Required work => Word for word, restate the line containing "Serialize everything readable" and all the lines that come after it in the entries below. Include nothing from before it.

Stored data =>
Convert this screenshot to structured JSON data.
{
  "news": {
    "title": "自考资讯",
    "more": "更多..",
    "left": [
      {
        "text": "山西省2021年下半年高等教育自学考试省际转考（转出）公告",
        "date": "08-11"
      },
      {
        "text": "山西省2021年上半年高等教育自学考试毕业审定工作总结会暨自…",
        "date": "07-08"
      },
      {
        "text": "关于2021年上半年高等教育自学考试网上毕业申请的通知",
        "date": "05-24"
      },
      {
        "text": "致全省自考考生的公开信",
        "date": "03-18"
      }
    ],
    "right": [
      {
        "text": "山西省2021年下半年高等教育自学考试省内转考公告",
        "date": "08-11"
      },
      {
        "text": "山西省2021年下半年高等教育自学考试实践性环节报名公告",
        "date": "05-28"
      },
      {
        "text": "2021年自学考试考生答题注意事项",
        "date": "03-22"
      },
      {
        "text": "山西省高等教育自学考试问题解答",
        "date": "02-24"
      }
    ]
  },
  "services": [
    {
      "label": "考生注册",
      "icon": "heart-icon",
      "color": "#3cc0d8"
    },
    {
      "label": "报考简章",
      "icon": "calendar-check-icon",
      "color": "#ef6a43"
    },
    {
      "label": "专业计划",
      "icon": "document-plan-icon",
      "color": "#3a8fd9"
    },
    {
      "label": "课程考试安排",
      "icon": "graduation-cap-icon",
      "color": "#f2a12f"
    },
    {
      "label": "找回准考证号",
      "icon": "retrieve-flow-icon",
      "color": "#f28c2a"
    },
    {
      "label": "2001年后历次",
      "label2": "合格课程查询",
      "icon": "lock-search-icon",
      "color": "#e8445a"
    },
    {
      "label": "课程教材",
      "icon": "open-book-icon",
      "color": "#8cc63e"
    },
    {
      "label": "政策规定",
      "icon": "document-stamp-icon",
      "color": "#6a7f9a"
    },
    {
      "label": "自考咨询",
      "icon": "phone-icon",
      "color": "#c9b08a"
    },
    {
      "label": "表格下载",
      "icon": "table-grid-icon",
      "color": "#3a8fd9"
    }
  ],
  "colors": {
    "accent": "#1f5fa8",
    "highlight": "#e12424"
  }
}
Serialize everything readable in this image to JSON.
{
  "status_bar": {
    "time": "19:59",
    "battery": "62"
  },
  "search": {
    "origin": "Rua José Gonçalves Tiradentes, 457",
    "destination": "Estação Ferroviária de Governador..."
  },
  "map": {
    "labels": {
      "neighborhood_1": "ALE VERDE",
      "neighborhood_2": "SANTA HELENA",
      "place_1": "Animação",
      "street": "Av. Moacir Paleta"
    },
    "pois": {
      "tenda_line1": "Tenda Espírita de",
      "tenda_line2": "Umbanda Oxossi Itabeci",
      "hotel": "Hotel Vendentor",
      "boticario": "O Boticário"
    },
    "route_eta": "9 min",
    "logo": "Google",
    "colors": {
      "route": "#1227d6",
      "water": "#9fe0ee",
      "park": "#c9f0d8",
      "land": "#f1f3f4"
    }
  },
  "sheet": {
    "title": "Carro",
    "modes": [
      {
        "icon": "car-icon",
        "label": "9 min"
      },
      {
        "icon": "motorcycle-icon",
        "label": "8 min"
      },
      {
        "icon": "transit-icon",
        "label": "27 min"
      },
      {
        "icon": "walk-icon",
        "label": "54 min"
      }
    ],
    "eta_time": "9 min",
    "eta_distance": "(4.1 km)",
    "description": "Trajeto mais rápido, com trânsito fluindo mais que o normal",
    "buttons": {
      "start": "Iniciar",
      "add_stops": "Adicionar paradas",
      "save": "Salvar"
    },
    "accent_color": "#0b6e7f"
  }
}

Task answer =>
Serialize everything readable in this image to JSON.
{
  "status_bar": {
    "time": "19:59",
    "battery": "62"
  },
  "search": {
    "origin": "Rua José Gonçalves Tiradentes, 457",
    "destination": "Estação Ferroviária de Governador..."
  },
  "map": {
    "labels": {
      "neighborhood_1": "ALE VERDE",
      "neighborhood_2": "SANTA HELENA",
      "place_1": "Animação",
      "street": "Av. Moacir Paleta"
    },
    "pois": {
      "tenda_line1": "Tenda Espírita de",
      "tenda_line2": "Umbanda Oxossi Itabeci",
      "hotel": "Hotel Vendentor",
      "boticario": "O Boticário"
    },
    "route_eta": "9 min",
    "logo": "Google",
    "colors": {
      "route": "#1227d6",
      "water": "#9fe0ee",
      "park": "#c9f0d8",
      "land": "#f1f3f4"
    }
  },
  "sheet": {
    "title": "Carro",
    "modes": [
      {
        "icon": "car-icon",
        "label": "9 min"
      },
      {
        "icon": "motorcycle-icon",
        "label": "8 min"
      },
      {
        "icon": "transit-icon",
        "label": "27 min"
      },
      {
        "icon": "walk-icon",
        "label": "54 min"
      }
    ],
    "eta_time": "9 min",
    "eta_distance": "(4.1 km)",
    "description": "Trajeto mais rápido, com trânsito fluindo mais que o normal",
    "buttons": {
      "start": "Iniciar",
      "add_stops": "Adicionar paradas",
      "save": "Salvar"
    },
    "accent_color": "#0b6e7f"
  }
}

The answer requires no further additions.